Locate every line in the material below that has the word "text". Copy each of those lines.

• Material for the task:
= = =

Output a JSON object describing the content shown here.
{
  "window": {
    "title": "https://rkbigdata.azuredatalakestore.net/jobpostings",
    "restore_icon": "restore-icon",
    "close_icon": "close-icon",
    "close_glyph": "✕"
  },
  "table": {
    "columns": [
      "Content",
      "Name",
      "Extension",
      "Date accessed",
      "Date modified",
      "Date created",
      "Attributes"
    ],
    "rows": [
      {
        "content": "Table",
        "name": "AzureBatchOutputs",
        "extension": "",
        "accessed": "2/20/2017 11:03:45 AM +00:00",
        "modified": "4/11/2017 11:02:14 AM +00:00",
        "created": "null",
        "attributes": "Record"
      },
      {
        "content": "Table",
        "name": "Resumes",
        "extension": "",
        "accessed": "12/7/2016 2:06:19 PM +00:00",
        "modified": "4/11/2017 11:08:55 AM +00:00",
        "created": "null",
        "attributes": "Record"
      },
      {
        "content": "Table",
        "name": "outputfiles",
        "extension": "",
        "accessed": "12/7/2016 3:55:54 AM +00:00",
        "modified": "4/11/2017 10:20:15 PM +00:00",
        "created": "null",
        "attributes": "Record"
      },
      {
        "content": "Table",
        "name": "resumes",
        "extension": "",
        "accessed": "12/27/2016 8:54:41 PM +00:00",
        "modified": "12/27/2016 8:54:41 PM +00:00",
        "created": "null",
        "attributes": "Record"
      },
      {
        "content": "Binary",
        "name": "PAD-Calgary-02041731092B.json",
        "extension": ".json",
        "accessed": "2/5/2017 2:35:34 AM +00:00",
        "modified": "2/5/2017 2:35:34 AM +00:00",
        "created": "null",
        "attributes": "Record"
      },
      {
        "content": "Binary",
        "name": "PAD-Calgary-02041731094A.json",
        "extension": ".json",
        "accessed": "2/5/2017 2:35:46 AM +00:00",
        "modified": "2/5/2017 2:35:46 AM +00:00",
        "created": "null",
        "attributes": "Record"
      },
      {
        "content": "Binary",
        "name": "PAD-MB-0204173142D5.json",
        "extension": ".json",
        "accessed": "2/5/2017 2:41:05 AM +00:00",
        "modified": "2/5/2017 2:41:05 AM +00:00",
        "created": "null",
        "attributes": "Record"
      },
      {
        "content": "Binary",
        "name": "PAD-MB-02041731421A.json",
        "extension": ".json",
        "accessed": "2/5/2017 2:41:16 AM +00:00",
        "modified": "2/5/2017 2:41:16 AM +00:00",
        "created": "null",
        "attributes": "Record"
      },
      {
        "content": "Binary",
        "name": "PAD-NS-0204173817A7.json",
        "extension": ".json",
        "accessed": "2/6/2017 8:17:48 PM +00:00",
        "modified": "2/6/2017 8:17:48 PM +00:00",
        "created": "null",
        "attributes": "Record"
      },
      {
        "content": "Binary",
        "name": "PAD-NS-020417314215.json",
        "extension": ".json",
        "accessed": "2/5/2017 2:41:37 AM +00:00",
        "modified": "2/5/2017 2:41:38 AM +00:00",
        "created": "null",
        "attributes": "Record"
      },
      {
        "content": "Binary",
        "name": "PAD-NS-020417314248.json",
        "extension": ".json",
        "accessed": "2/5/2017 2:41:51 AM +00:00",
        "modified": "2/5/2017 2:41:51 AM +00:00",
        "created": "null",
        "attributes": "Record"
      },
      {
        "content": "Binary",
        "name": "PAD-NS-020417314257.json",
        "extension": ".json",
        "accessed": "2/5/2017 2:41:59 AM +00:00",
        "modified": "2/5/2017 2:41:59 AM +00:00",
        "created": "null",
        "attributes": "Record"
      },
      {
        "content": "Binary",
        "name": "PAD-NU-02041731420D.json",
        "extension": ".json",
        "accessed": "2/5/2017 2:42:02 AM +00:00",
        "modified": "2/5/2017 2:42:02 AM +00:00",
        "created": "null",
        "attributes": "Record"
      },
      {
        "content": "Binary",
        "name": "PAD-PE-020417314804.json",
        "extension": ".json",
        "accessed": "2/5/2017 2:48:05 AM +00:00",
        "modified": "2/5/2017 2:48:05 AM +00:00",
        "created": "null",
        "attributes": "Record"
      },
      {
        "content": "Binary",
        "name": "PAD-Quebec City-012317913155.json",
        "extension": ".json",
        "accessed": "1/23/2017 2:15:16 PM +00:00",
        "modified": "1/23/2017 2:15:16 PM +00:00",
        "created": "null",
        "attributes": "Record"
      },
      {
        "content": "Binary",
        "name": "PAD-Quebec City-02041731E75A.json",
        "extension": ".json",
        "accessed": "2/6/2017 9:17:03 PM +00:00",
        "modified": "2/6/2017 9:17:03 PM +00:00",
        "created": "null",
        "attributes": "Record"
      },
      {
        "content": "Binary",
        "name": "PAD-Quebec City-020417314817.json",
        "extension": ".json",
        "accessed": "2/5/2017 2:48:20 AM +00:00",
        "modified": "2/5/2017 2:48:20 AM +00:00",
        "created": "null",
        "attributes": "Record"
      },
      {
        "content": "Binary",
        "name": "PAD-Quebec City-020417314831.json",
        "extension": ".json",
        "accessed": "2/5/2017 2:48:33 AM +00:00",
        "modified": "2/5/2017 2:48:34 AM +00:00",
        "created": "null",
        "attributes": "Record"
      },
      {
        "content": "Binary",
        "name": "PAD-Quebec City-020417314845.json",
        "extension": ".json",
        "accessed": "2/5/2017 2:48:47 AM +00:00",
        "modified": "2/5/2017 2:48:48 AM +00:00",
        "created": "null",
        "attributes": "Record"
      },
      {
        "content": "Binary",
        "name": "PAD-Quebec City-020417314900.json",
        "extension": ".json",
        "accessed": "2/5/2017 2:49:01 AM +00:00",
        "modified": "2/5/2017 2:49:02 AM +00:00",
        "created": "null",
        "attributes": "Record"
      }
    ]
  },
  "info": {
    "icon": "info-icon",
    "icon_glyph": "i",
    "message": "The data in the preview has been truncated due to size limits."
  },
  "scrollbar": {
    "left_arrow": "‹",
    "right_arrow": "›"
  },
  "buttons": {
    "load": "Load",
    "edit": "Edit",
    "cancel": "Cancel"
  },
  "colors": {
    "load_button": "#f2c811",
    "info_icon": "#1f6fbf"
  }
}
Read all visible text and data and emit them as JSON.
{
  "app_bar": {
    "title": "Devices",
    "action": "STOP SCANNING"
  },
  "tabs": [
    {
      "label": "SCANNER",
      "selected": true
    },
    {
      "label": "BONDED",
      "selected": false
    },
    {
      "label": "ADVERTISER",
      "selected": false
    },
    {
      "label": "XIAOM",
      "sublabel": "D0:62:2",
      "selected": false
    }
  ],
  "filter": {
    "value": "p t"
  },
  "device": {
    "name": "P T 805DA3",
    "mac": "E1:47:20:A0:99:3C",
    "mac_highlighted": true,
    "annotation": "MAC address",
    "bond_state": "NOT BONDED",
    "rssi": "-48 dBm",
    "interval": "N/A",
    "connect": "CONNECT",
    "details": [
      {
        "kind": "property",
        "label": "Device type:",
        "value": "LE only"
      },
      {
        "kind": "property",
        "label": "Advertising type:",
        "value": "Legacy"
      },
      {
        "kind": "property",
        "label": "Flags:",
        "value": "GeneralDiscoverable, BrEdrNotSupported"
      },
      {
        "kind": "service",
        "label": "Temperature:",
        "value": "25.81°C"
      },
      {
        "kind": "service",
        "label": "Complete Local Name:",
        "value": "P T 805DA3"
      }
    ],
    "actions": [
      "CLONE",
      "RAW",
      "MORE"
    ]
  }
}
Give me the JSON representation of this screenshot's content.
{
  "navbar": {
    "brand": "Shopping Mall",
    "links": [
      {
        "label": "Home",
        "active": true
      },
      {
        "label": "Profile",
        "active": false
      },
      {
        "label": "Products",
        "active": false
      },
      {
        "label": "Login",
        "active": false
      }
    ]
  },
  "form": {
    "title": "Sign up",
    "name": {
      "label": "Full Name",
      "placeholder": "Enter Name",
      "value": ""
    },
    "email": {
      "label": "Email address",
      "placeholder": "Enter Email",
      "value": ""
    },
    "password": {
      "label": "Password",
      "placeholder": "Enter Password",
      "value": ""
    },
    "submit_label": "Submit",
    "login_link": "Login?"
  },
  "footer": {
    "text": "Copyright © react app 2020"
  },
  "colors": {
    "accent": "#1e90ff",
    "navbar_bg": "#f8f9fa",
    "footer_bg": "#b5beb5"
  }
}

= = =

• Exercise result:
Read all visible text and data and emit them as JSON.
    "text": "Copyright © react app 2020"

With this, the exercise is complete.